the coalition agreement, while it makes clear the new government wants to cut borrowing earlier and more aggressively than Labour had proposed, says nothing of any real substance. Some £6bn will be taken from planned spending on "non-frontline" public services this year, as the Conservatives wanted. But some of this, the agreement says, "can be used to support jobs" – meaning it could be spent again, rather than being used to cut the deficit.We don't need an emergency budget to tell us how desperate our situation is. As Halligan rightly notes, "spending reductions of £6bn amount to rounding errors". He reckons the public can handle the truth: "the British people are not fantasists – but that's how our politicians treat us". I don't have a huge amount of faith in the wisdom of the masses, but you don't need a degree in economics to see that we've been living beyond our means, and that this cannot continue (indeed, a degree in economics seems to be one of the best blindfolds to economic reality).
The Tories' pre-coalition plans, such as they are, imply a tightening of 4.7pc of GDP by 2015-16 according to the Institute for Fiscal Studies. But even if these proposals end up halving the UK's huge annual deficit over the next five years, the overall stock of national debt still doubles from around £750bn to £1,500bn, resulting in ever-rising sums of taxpayers' money being wasted on interest payments. Coupled with that, of course, there's more than £1,000bn of additional liabilities parked off-balance sheet, related to public sector pensions and the grotesque private finance initiative.
Those at the top of this "historic coalition" need to stop playing political parlour games and display the courage and determination to take tough, decisive action. The five-year agreement is hopefully a precursor to this. Much rests on the shoulders of the Business Secretary, Vince Cable, and Chief Secretary to the Treasury, David Laws – two of the Lib Dems now in the Cabinet. Both men of genuine integrity and intellect, I'm pleased they're in government. The reality is, though, that the party they represent is still spouting Keynesian tosh.As terrible as it sounds, sovereign default might be a better option than the alternatives (though if we're going that route, we should do it immediately). Attempts to inflate away the debt through renewed money-printing would be even more disastrous. Increases in overt taxation would be more honest, but equally dangerous and immoral.

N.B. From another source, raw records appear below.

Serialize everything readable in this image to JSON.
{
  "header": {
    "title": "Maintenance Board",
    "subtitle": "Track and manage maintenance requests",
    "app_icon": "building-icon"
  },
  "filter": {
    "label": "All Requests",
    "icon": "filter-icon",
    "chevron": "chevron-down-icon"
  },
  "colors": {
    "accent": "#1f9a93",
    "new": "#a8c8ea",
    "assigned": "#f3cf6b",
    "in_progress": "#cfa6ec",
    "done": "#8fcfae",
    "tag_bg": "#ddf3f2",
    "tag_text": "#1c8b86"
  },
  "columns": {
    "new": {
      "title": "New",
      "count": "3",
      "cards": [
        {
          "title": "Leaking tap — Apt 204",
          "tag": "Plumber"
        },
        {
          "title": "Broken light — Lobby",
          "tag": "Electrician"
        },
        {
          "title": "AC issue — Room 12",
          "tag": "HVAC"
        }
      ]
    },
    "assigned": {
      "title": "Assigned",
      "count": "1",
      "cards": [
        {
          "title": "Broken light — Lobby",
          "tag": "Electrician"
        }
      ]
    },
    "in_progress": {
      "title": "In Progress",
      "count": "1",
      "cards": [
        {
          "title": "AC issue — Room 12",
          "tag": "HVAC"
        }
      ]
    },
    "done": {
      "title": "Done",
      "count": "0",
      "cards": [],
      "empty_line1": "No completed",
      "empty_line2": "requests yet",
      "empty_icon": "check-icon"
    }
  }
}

During the election campaign, Brown used one line more than any other. "We need to maintain government support, or we will threaten the recovery," our then Prime Minister endlessly repeated. Yet "keeping the money in", as the Labour campaign crib sheet instructed, simply amounts to taking on even more state debt – at a time when extra borrowing could tip the UK's finances over the edge, sparking a sovereign default.
Such an outcome is far from impossible. It's where we're heading unless we take radical steps. The result would be spiralling interest rates and a fully-blown economic collapse – an outcome involving not only higher economy-wide borrowing costs for a decade and huge loss of national prestige, but also a great deal of human misery and dangers of serious social unrest.
Instead, if David Cameron is serious about revitalising the private sector, we need an immediate reduction in overall taxation, coupled with an immediate and dramatic reduction in public spending. Simply scaling back to the 'austerity' of 2002 would save hundreds of billions of pounds, and even accounting for increases in welfare costs, it would be enough to take us from deficit to surplus, allowing us to finally begin repaying the debt.
Accounting for inflation (the ultimate stealth tax), we still see hundreds of billions of pounds worth of potential savings, simply by rolling back the clock:
This should be a no-brainer, but the cuts will require courage, and Halligan fears that this may be lacking:
For all the back-slapping and "chemistry" between our two new leaders, neither have any professional experience beyond politics. A few years in public relations is the sum total of their time outside the world of soft-budget constraints. That's why, despite my support and high hopes for this coalition, I fear this Con-Lib alliance won't break free from habits of old. I sincerely hope that I'm proved wrong.